|A depiction of the Hagan Mystery Carcass which is based off of the description given by a witness.|
(Hagan Mystery Creature by Thomas Finley 2013)
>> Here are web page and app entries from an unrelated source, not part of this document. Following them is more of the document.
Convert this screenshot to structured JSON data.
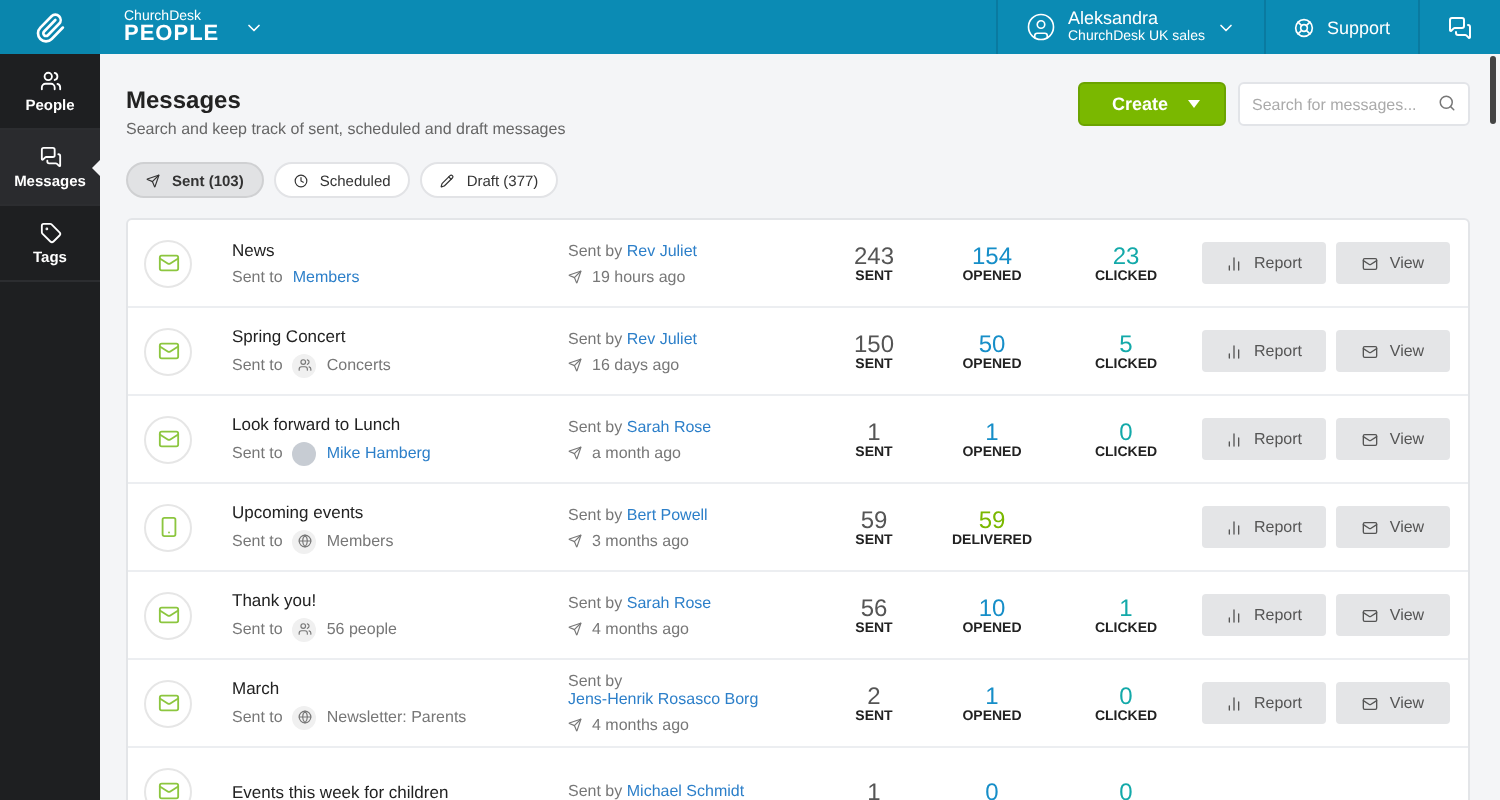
{
  "topbar": {
    "brand_small": "ChurchDesk",
    "brand": "PEOPLE",
    "user": {
      "name": "Aleksandra",
      "org": "ChurchDesk UK sales"
    },
    "support": "Support"
  },
  "sidebar": {
    "items": [
      {
        "kind": "people",
        "label": "People",
        "selected": false
      },
      {
        "kind": "messages",
        "label": "Messages",
        "selected": true
      },
      {
        "kind": "tags",
        "label": "Tags",
        "selected": false
      }
    ]
  },
  "page": {
    "title": "Messages",
    "subtitle": "Search and keep track of sent, scheduled and draft messages",
    "create": "Create",
    "search": {
      "placeholder": "Search for messages..."
    }
  },
  "tabs": [
    {
      "kind": "sent",
      "label": "Sent (103)",
      "selected": true
    },
    {
      "kind": "scheduled",
      "label": "Scheduled",
      "selected": false
    },
    {
      "kind": "draft",
      "label": "Draft (377)",
      "selected": false
    }
  ],
  "messages": [
    {
      "kind": "email",
      "title": "News",
      "sent_to": "Sent to",
      "recipient": {
        "kind": "link",
        "text": "Members"
      },
      "sent_by": "Sent by",
      "author": "Rev Juliet",
      "time": "19 hours ago",
      "stats": [
        {
          "kind": "sent",
          "value": "243",
          "label": "SENT"
        },
        {
          "kind": "opened",
          "value": "154",
          "label": "OPENED"
        },
        {
          "kind": "clicked",
          "value": "23",
          "label": "CLICKED"
        }
      ],
      "report": "Report",
      "view": "View"
    },
    {
      "kind": "email",
      "title": "Spring Concert",
      "sent_to": "Sent to",
      "recipient": {
        "kind": "group",
        "text": "Concerts"
      },
      "sent_by": "Sent by",
      "author": "Rev Juliet",
      "time": "16 days ago",
      "stats": [
        {
          "kind": "sent",
          "value": "150",
          "label": "SENT"
        },
        {
          "kind": "opened",
          "value": "50",
          "label": "OPENED"
        },
        {
          "kind": "clicked",
          "value": "5",
          "label": "CLICKED"
        }
      ],
      "report": "Report",
      "view": "View"
    },
    {
      "kind": "email",
      "title": "Look forward to Lunch",
      "sent_to": "Sent to",
      "recipient": {
        "kind": "person",
        "text": "Mike Hamberg"
      },
      "sent_by": "Sent by",
      "author": "Sarah Rose",
      "time": "a month ago",
      "stats": [
        {
          "kind": "sent",
          "value": "1",
          "label": "SENT"
        },
        {
          "kind": "opened",
          "value": "1",
          "label": "OPENED"
        },
        {
          "kind": "clicked",
          "value": "0",
          "label": "CLICKED"
        }
      ],
      "report": "Report",
      "view": "View"
    },
    {
      "kind": "sms",
      "title": "Upcoming events",
      "sent_to": "Sent to",
      "recipient": {
        "kind": "list",
        "text": "Members"
      },
      "sent_by": "Sent by",
      "author": "Bert Powell",
      "time": "3 months ago",
      "stats": [
        {
          "kind": "sent",
          "value": "59",
          "label": "SENT"
        },
        {
          "kind": "delivered",
          "value": "59",
          "label": "DELIVERED"
        }
      ],
      "report": "Report",
      "view": "View"
    },
    {
      "kind": "email",
      "title": "Thank you!",
      "sent_to": "Sent to",
      "recipient": {
        "kind": "group",
        "text": "56 people"
      },
      "sent_by": "Sent by",
      "author": "Sarah Rose",
      "time": "4 months ago",
      "stats": [
        {
          "kind": "sent",
          "value": "56",
          "label": "SENT"
        },
        {
          "kind": "opened",
          "value": "10",
          "label": "OPENED"
        },
        {
          "kind": "clicked",
          "value": "1",
          "label": "CLICKED"
        }
      ],
      "report": "Report",
      "view": "View"
    },
    {
      "kind": "email",
      "title": "March",
      "sent_to": "Sent to",
      "recipient": {
        "kind": "list",
        "text": "Newsletter: Parents"
      },
      "sent_by": "Sent by",
      "author": "Jens-Henrik Rosasco Borg",
      "time": "4 months ago",
      "stats": [
        {
          "kind": "sent",
          "value": "2",
          "label": "SENT"
        },
        {
          "kind": "opened",
          "value": "1",
          "label": "OPENED"
        },
        {
          "kind": "clicked",
          "value": "0",
          "label": "CLICKED"
        }
      ],
      "report": "Report",
      "view": "View"
    },
    {
      "kind": "email",
      "title": "Events this week for children",
      "sent_by": "Sent by",
      "author": "Michael Schmidt",
      "stats": [
        {
          "kind": "sent",
          "value": "1"
        },
        {
          "kind": "opened",
          "value": "0"
        },
        {
          "kind": "clicked",
          "value": "0"
        }
      ]
    }
  ]
}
Update ~ Especially when dealing with data and views so circumstantial as those of cryptozoology, scientific lines of thinking are constantly changing. As my research delves further into the bizarre realms of zoology, my own thoughts have evolved substantially and will most likely continue to do so. I feel that this change does not reflect poorly on my own reputation but rather shows that I am willing to adapt my own hypotheses when met with contrasting data. With this having been stated, I have since come to disagree with some of the material presented in this article. The notion of the Hagan carcass as a primitive cetacean is quite tantalizing if the description is taken to be entirely accurate, and multiple other zoological academics such as Dr. Bernard Heuvelmans have written on the supposed persistence of archaeocetes. However, the presupposed gap in the fossil record necessary for such an occurrence contradicts our current understanding of paleozoology, with the bones of archaeocetes being much denser and more diagnostic than those of commonly cited living fossils such as the coelacanth. Anecdotal accounts of animal carcasses are also infamously poor, with decomposition often hindering the ability of an eyewitness to accurately record the animal's true appearance or identity. Nonetheless, I will leave the publication as it stands for the benefit of those interested. Please refer to this article for my more recent position on the Hagan carcass.
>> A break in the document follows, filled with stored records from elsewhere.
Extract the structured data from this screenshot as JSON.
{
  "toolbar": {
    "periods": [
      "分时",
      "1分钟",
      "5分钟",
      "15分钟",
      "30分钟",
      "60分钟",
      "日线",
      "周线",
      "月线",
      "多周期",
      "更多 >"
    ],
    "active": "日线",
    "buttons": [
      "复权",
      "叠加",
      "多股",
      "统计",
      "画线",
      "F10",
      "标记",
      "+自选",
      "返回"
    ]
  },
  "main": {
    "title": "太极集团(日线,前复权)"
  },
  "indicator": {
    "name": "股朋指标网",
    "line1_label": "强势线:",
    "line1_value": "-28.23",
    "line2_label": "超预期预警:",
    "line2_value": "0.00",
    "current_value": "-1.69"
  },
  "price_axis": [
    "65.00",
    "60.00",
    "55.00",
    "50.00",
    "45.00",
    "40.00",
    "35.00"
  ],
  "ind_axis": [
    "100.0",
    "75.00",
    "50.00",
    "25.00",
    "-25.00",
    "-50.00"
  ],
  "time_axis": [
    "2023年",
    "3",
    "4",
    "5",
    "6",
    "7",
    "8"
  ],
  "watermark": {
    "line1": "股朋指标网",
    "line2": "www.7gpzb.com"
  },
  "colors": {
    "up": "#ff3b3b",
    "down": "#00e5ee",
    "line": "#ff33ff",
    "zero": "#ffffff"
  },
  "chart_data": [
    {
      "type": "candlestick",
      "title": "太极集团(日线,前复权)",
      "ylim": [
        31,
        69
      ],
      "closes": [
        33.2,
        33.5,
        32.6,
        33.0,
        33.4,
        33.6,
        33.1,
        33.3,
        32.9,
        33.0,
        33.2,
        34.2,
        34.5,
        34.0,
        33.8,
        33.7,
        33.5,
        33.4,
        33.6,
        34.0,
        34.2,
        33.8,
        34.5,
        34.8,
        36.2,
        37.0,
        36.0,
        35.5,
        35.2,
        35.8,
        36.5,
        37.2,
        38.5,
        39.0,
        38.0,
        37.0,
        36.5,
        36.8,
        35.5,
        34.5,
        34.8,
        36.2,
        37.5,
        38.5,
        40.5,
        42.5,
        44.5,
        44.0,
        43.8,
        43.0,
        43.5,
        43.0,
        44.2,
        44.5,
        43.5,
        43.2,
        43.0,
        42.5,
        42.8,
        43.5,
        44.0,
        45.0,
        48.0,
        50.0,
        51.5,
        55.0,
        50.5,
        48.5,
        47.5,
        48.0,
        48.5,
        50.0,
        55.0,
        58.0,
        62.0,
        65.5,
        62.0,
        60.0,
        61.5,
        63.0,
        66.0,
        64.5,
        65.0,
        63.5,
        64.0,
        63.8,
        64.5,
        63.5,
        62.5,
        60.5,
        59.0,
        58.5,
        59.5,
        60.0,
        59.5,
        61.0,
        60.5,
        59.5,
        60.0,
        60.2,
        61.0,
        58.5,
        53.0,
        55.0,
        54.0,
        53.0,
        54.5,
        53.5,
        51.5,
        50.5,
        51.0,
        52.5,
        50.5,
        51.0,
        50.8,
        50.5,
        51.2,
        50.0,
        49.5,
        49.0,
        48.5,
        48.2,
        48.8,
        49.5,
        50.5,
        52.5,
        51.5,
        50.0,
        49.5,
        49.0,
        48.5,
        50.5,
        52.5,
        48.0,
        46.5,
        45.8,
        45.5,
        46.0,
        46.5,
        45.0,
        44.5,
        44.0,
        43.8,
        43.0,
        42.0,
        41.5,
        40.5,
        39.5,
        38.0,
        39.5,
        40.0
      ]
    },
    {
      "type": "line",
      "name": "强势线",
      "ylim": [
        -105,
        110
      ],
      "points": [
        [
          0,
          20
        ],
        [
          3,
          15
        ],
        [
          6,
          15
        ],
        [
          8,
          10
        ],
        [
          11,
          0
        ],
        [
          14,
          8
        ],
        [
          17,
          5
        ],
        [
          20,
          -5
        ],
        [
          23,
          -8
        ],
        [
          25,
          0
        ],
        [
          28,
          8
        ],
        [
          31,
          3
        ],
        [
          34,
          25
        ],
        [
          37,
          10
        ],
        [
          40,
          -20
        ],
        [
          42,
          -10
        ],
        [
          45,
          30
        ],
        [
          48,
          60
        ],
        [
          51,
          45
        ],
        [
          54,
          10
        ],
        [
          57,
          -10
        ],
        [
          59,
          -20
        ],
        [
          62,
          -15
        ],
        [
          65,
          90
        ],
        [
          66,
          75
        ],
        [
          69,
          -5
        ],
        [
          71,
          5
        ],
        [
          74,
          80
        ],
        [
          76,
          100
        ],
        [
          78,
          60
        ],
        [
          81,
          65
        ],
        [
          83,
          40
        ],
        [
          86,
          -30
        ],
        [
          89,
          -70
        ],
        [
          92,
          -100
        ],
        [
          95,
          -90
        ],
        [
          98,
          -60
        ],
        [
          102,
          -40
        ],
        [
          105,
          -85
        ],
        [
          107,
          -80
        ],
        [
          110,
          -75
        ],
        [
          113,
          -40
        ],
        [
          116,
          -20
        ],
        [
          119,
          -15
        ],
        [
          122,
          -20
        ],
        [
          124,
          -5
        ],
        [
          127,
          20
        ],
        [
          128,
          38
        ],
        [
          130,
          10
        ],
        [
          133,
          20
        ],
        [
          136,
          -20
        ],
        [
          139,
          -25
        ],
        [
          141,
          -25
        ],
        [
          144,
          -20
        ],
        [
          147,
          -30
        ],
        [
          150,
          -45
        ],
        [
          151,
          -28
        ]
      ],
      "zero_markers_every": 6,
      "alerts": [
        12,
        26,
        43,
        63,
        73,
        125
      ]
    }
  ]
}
Thomas Finley, a cryptozoological artist and good friend of mine, has recently shared an interesting report with me and other researchers. This report involved the discovery of a carcass belonging to an unknown animal off the coast of Southern California by Julie Hagan. The event allegedly happened on April 20, 1978 in La Conchita, California. I had the pleasure of interviewing Julie Hagan about the occurrence on Facebook, and I have permission to share the details she gave me. Ms. Hagan described the unidentifiable carcass as being that of an aquatic mammal which had a body that was comparable in its bulkiness to that of an elephant seal. According to Ms. Hagan, the color of the skin was leathery and dark brown like that of a walrus, but was much darker and had little wiry hair. The animal reportedly had a blowhole and a flat tail like a dolphin. This carcass also had several unique features such as a large bite mark on its side, two sets of flippers (the hind flippers were firm and not vestigial), and a head which was described as having a flat, leathery "billed" snout like that of a platypus. Other than the large wound on its side, the carcass was fully intact, and Ms. Hagan feels that it had recently washed ashore. Julie was able to measure the carcass and estimated that its body was ten feet long, approximately four feet high, and possibly 3.5 feet wide. Julie also measured the length of the eyes from the blowhole, and found that they were approximately six to eight inches away and were slightly above the bill. However, Julie was unable to take photographs due to her absence of a camera and she did not take samples of the body because she could only think to use her senses to observe the carcass, due to her lack of tools for sample collection. Two other people also apparently witnessed the carcass on the beach but did not remove it due to its powerful odor, and it was reportedly last seen being removed from the beach by people from the local Santa Barbara Museum. Although the carcass was never publicly identified, it does share some features with a known species, although this species is not supposed to exist in modern times.